__What is needed__
Collect every line in the records below that contains the word "days".

__Excerpts from a dataset__
************

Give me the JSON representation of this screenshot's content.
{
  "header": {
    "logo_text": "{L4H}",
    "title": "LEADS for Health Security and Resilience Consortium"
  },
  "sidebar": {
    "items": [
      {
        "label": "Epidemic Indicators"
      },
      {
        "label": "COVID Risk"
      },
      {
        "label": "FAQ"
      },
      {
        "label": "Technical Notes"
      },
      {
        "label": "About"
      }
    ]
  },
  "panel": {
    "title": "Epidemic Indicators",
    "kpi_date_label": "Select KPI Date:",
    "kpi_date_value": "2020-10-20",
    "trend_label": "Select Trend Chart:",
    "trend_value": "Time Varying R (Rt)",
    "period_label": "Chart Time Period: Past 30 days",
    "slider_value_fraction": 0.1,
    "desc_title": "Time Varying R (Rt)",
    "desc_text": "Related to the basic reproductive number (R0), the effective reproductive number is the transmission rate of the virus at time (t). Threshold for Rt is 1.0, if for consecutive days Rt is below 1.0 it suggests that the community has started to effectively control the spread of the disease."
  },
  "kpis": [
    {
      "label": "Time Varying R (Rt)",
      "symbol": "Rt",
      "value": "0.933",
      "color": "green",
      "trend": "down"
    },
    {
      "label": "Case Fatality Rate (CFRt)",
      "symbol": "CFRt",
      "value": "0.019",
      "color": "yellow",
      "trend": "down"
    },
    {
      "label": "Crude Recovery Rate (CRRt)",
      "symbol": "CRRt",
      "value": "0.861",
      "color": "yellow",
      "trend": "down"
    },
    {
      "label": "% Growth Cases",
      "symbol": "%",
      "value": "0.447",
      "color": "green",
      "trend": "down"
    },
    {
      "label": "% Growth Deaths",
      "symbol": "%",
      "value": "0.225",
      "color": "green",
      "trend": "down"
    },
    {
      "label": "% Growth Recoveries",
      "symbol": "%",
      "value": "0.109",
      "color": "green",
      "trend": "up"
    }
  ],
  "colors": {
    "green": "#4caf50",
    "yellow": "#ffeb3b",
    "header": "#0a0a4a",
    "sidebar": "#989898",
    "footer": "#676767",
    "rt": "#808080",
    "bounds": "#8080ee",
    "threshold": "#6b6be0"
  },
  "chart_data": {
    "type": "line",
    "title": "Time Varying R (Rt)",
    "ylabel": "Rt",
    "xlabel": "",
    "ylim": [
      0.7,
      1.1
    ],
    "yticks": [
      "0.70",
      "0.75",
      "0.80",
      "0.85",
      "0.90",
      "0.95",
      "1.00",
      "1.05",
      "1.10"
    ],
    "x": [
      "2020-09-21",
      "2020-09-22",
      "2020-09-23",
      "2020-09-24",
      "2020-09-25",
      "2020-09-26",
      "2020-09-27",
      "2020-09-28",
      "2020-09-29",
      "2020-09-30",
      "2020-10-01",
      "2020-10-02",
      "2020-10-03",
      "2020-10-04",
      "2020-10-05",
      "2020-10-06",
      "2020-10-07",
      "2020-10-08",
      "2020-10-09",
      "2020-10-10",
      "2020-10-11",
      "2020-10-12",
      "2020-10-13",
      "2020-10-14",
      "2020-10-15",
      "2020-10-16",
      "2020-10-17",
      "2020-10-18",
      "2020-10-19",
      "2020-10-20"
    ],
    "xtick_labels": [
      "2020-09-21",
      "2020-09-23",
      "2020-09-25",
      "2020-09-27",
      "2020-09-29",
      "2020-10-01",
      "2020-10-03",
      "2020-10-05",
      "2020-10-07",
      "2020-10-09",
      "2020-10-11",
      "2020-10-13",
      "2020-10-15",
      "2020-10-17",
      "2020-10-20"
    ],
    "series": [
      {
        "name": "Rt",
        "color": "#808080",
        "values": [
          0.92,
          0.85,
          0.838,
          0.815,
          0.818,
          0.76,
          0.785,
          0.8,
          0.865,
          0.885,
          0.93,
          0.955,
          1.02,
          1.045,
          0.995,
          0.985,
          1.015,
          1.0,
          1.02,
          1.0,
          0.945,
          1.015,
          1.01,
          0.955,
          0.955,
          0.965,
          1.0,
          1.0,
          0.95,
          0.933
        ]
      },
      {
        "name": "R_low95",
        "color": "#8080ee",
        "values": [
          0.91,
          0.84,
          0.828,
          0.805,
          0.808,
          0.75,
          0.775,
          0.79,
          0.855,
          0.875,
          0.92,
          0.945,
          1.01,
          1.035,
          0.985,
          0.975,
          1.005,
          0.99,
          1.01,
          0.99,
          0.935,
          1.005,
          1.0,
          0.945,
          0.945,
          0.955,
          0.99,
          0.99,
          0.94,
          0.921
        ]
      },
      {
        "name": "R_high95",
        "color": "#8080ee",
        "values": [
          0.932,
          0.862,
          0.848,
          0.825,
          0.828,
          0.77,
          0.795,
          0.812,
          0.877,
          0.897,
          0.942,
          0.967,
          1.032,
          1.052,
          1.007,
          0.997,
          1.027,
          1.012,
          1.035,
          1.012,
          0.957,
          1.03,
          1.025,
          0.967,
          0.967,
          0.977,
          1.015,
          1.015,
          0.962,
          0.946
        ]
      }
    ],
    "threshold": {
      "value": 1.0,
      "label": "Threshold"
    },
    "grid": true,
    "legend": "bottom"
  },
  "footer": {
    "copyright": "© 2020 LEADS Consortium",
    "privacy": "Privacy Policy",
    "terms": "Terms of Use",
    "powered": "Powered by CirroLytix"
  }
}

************

__Task answer__
    "period_label": "Chart Time Period: Past 30 days",
    "desc_text": "Related to the basic reproductive number (R0), the effective reproductive number is the transmission rate of the virus at time (t). Threshold for Rt is 1.0, if for consecutive days Rt is below 1.0 it suggests that the community has started to effectively control the spread of the disease."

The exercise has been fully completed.